26. Levy, R. B.; Claro, R. M.; Mondini, L.; Schieri, M.; Monteiro, C. A. - Distribuição regional e socioeconômica da disponibilidade domiciliar de alimentos no Brasil em 2008-2009. Rev de Saúde Pública. 2012; 46 (1): 1-9.         [ Links ]

27. Monteiro, C. A.; Conde, W. L.; Popkin, B. M. Income-specific trends in obesity in Brazil. Am J Public Health. 2007; 97(10): 1808-12.         [ Links ]

28. Coelho, M. S. P. H.; Assis, M. A. A.; Moura, E. C. Body mass index increase after the age of 20 and associations with risk or protection factors for chronic non-communicable diseases.
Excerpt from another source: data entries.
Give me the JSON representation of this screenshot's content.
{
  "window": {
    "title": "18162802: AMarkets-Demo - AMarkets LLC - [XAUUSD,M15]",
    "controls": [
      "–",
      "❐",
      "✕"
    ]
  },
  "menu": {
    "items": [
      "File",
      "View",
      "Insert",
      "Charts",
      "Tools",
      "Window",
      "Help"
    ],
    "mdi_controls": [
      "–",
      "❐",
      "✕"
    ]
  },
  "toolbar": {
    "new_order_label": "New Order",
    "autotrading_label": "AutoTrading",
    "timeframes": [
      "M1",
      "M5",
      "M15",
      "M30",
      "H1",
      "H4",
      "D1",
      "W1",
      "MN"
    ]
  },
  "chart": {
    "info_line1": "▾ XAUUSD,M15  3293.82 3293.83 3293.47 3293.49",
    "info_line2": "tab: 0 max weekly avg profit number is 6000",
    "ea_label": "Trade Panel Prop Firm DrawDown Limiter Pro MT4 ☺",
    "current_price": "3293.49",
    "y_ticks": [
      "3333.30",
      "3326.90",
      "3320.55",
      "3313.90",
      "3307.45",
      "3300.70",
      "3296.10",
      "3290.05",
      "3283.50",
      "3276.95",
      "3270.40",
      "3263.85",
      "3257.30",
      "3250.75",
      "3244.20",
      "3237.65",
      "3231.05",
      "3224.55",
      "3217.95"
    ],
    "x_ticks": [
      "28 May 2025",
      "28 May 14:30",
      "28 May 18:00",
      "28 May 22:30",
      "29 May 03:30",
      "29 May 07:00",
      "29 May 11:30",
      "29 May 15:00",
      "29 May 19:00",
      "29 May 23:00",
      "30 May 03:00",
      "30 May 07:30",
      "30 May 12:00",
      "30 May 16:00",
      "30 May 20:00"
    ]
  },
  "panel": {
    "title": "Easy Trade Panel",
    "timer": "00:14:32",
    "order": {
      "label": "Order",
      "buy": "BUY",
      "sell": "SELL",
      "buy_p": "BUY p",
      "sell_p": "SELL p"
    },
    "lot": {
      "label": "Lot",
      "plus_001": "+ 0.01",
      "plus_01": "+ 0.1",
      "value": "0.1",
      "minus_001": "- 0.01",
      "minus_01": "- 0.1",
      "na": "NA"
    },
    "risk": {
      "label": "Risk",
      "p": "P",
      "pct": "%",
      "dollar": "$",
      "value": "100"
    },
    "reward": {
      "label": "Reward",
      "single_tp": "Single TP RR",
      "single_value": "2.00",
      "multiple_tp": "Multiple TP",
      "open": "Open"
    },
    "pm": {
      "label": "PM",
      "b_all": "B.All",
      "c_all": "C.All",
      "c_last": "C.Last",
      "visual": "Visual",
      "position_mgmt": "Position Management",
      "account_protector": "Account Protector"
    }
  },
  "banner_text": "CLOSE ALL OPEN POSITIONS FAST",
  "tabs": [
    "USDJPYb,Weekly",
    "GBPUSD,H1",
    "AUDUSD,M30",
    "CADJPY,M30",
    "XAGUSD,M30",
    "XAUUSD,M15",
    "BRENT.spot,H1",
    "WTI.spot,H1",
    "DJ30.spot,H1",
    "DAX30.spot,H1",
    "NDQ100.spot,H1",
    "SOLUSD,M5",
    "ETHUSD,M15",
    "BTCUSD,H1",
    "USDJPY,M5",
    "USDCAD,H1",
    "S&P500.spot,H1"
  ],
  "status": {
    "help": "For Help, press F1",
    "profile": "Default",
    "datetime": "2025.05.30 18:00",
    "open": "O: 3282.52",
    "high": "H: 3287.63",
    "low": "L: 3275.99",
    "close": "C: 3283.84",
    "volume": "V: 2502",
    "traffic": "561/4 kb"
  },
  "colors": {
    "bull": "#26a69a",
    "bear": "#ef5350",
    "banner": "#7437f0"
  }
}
Arq Bras Endocrinol Metab. 2009; 53(9): 1146-56.         [ Links ]

29. Gigante, P. D.; Barros, F. C.; Post, C. L. A.; Olinto, M. T. A. Prevalence and risk factors of obesity in adults. Rev Saúde Pública. 1997; 31(3): 236-46.         [ Links ]

30. Rezende, F. A. C.; Rosado, L. E. F.; Franceschinni, S. C. C.; Rosado, G. P.; Ribeiro, R. C. L. The body mass index applicability in the body fat assessment. Rev Bras Med Esporte. 2010; 16(2): 90-94.         [ Links ]

31. Huxley, R.; Mendis, S.; Zheleznyakov, E.; Reddy, S.; Chan, J. Body mass index, waist circumference and waist:hip ratio as predictors of cardiovascular risk—a review of the literature. Eur J Clin Nutr. 2010; 64(1): 16-22.         [ Links ]

32. Vega, G. L.; Adams-Huet, B.; Peshock, R.; Willett, D.; Shah, B.; Grundy, S. M. Influence of body fat content and distribution on variation in metabolic risk. J Clin Endocrinol Metab. 2006; 91(11): 4459-66.         [ Links ]

33. Nascente, F. M. N.; Jradim, P. C. B.V.; Peixoto, M. R. G.; Monego, E. T.; Barroso, W. K. S.; Moreira, H. G.; Vitorino, P. V. O.; Scala, L. N. Hypertension and its association with anthropometric indexes in adults of a small town in Brazil's countryside. Rev Assoc Med Bras. 2009; 55(6): 716-22.         [ Links ]

34. Andreoli, A.; Melchiorri, G.; De Lorenzo a.; Caruso, I.; Sinibaldi, S. P.; Guerrisi, M. Bioelectrical impedance measures in different position and vs dual-energy X-ray absorptiometry (DXA). J Sports Med PhysFitness. 2002; 42(2): 186-9.         [ Links ]

35. Boneva-Asiova, Z.; Boyanov, M. A. Body composition analysis by leg-to-leg bioelectrical impedance and dual-energy X-ray absorptiometry in non-obese and obese individuals. Diabetes Obes Metab. 2008; 10(11): 1012-8.         [ Links ]

36. Ribeiro, S. M. L; Miyamoto, M. V.; Melo, C. M.; Kehayas, J. Bioelectrical impedance vectorial analysis and nutritional status of older women according to body mass index. Rev Bras Cineantropom Desempenho Hum. 2011; 13(6): 415-21.         [ Links ]

 


Este trabajo fue recibido el 10 de Noviembre de 2014 y aceptado para ser publicado el 15 de Enero de 2015.

 

Creative Commons License All the contents of this journal, except where otherwise noted, is licensed under a Creative Commons Attribution License